- **Task requirements**
An exact copy of the data below is required; return it in full.

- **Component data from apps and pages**
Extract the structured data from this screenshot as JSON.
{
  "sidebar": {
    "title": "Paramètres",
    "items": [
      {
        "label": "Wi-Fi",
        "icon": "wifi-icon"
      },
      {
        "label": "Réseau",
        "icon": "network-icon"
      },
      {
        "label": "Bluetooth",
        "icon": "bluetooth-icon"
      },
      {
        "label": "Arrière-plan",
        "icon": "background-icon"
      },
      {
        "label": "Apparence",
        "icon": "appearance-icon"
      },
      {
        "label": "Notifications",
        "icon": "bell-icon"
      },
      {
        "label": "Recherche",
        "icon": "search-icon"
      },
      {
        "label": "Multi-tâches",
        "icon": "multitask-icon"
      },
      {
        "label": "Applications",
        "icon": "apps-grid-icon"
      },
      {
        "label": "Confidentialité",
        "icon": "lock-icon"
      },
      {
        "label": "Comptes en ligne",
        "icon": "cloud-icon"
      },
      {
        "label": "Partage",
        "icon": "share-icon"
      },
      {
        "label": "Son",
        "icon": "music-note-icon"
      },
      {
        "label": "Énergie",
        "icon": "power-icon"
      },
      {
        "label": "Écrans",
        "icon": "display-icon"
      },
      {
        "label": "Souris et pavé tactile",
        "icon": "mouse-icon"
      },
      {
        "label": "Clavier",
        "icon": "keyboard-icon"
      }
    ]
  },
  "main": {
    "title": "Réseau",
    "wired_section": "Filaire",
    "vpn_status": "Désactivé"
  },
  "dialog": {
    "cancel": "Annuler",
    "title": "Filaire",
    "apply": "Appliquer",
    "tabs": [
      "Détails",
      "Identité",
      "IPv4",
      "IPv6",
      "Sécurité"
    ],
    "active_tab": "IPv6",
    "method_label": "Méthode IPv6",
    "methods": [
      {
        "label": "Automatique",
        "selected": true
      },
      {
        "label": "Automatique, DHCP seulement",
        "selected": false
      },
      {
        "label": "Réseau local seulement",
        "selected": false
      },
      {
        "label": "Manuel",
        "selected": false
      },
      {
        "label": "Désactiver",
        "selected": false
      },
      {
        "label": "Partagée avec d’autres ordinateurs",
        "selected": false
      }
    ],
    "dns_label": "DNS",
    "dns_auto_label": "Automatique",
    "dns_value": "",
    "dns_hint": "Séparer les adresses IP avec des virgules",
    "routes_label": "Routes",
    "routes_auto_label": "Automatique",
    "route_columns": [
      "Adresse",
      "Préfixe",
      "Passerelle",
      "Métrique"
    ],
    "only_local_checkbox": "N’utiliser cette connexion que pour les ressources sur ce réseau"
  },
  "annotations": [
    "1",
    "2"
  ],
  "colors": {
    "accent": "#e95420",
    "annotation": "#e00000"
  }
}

- **Task solution**
Extract the structured data from this screenshot as JSON.
{
  "sidebar": {
    "title": "Paramètres",
    "items": [
      {
        "label": "Wi-Fi",
        "icon": "wifi-icon"
      },
      {
        "label": "Réseau",
        "icon": "network-icon"
      },
      {
        "label": "Bluetooth",
        "icon": "bluetooth-icon"
      },
      {
        "label": "Arrière-plan",
        "icon": "background-icon"
      },
      {
        "label": "Apparence",
        "icon": "appearance-icon"
      },
      {
        "label": "Notifications",
        "icon": "bell-icon"
      },
      {
        "label": "Recherche",
        "icon": "search-icon"
      },
      {
        "label": "Multi-tâches",
        "icon": "multitask-icon"
      },
      {
        "label": "Applications",
        "icon": "apps-grid-icon"
      },
      {
        "label": "Confidentialité",
        "icon": "lock-icon"
      },
      {
        "label": "Comptes en ligne",
        "icon": "cloud-icon"
      },
      {
        "label": "Partage",
        "icon": "share-icon"
      },
      {
        "label": "Son",
        "icon": "music-note-icon"
      },
      {
        "label": "Énergie",
        "icon": "power-icon"
      },
      {
        "label": "Écrans",
        "icon": "display-icon"
      },
      {
        "label": "Souris et pavé tactile",
        "icon": "mouse-icon"
      },
      {
        "label": "Clavier",
        "icon": "keyboard-icon"
      }
    ]
  },
  "main": {
    "title": "Réseau",
    "wired_section": "Filaire",
    "vpn_status": "Désactivé"
  },
  "dialog": {
    "cancel": "Annuler",
    "title": "Filaire",
    "apply": "Appliquer",
    "tabs": [
      "Détails",
      "Identité",
      "IPv4",
      "IPv6",
      "Sécurité"
    ],
    "active_tab": "IPv6",
    "method_label": "Méthode IPv6",
    "methods": [
      {
        "label": "Automatique",
        "selected": true
      },
      {
        "label": "Automatique, DHCP seulement",
        "selected": false
      },
      {
        "label": "Réseau local seulement",
        "selected": false
      },
      {
        "label": "Manuel",
        "selected": false
      },
      {
        "label": "Désactiver",
        "selected": false
      },
      {
        "label": "Partagée avec d’autres ordinateurs",
        "selected": false
      }
    ],
    "dns_label": "DNS",
    "dns_auto_label": "Automatique",
    "dns_value": "",
    "dns_hint": "Séparer les adresses IP avec des virgules",
    "routes_label": "Routes",
    "routes_auto_label": "Automatique",
    "route_columns": [
      "Adresse",
      "Préfixe",
      "Passerelle",
      "Métrique"
    ],
    "only_local_checkbox": "N’utiliser cette connexion que pour les ressources sur ce réseau"
  },
  "annotations": [
    "1",
    "2"
  ],
  "colors": {
    "accent": "#e95420",
    "annotation": "#e00000"
  }
}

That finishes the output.